The Subzi-Haat or simply the Haat is a place that simply radiates life. There  is life in the cartloads of fresh vegetables which are soon going to infuse fresh energy into the systems of thousands of human beings. There is life in the hundreds of vegetable sellers who shriek at the top of their voices trying to attract customers to their vegetables. There is life in the enthusiasm with which neighbourhood aunties bargain for five rupees with the subzi wallah. There is excitement in the way that prices drop suddenly across the market because of the failings of a particular vegetable seller who himself is driven to desperation because of the  fear of having to carry his goods back home; the life at the haat, incredibly increases as the time of market closure approaches with unbelievable deals being offered.  There is life in my effort to locate that particular vegetable or fruit seller who sold me those capital radishes at that throwaway price last time and in my failure to do so among the sheer numbers.
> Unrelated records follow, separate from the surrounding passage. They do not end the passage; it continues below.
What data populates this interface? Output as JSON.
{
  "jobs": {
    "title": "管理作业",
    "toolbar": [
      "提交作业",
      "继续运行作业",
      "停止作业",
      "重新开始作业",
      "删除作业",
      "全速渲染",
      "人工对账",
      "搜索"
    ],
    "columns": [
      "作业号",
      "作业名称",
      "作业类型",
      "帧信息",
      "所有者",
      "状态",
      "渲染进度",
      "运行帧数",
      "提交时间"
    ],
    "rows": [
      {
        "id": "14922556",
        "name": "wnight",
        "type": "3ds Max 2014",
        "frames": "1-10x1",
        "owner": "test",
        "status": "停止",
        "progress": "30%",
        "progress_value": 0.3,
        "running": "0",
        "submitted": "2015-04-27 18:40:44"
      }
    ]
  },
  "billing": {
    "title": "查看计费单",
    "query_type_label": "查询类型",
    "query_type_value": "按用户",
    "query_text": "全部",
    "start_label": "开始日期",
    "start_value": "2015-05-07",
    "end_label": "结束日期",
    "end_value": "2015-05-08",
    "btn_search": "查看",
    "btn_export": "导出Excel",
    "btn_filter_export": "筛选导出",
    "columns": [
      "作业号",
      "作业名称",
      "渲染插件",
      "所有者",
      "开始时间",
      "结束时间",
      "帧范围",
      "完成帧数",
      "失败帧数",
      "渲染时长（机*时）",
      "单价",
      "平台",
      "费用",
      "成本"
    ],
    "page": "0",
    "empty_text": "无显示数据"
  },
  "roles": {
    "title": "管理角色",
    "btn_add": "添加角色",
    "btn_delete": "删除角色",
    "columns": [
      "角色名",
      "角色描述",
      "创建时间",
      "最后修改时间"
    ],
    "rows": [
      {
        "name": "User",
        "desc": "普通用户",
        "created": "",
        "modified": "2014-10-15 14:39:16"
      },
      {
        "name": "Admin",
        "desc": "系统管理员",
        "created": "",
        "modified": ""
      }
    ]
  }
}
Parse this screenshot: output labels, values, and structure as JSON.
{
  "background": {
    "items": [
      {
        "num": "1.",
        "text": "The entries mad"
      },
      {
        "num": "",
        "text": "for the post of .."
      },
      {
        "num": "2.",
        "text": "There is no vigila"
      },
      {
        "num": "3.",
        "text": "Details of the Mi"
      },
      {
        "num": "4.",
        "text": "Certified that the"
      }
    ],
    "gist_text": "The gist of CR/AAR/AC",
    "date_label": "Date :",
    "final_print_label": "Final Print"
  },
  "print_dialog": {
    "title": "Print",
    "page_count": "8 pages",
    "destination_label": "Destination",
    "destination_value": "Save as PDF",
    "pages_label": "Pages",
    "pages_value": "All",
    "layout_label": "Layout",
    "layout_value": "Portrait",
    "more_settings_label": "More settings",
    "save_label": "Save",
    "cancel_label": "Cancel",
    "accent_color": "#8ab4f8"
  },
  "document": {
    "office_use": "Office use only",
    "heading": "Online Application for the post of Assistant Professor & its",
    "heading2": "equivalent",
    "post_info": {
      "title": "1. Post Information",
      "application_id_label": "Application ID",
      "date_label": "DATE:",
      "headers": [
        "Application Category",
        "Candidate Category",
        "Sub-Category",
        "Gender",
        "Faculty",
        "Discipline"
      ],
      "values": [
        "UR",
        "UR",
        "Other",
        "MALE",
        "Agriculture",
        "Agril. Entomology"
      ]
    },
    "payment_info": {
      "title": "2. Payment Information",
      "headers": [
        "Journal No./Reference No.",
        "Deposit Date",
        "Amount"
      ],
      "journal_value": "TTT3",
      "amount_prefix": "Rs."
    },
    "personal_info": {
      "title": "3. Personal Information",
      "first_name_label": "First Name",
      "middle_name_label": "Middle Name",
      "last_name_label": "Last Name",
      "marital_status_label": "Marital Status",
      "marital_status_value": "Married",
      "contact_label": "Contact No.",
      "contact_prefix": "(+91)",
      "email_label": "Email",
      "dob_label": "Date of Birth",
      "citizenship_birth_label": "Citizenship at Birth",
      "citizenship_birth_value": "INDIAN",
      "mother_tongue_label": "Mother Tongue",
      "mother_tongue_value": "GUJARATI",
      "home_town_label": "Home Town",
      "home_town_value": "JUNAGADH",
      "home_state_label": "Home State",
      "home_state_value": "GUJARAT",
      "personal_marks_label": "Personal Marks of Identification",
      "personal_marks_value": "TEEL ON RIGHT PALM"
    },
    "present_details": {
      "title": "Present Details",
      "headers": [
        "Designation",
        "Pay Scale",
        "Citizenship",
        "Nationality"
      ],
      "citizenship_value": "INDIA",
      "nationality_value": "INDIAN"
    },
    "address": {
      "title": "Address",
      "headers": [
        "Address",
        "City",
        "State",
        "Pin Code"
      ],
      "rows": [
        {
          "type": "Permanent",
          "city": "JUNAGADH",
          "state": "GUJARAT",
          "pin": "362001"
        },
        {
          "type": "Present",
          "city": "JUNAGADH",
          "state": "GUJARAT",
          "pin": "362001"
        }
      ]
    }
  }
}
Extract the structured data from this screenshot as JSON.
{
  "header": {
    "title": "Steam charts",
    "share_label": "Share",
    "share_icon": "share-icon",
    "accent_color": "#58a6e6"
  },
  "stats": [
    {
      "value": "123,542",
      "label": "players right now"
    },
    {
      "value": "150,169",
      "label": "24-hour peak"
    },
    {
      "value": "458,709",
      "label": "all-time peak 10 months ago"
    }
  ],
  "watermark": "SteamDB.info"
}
The one-handed fumble for change(the other one is grasping a helmet or a bag), the painful long jostle through the crowds back to the car/bike with arms bursting from the weight of those two bulging shopping bags, the frustration of seeing peas at 12 rupees after buying at 15 rupees, the insincere consolation to your mind that yours must be the better peas, the impulse buying of the 12 rupee peas as well, the realization that your refrigerator and stomachs simply do not have the space to accommodate those bulging shopping bags: the subzi haat is an experience of life that not everyone steeped in the metro life might quite have either the chance or the inclination to savour.

P.S: The economic angle: The haat is the perfect example of perfect competition that economics tries to peddle. Demand meets supply and high prices directly hit sales. The prices are also such that everyone is able to participate thus leading to a much more realistic price discovery.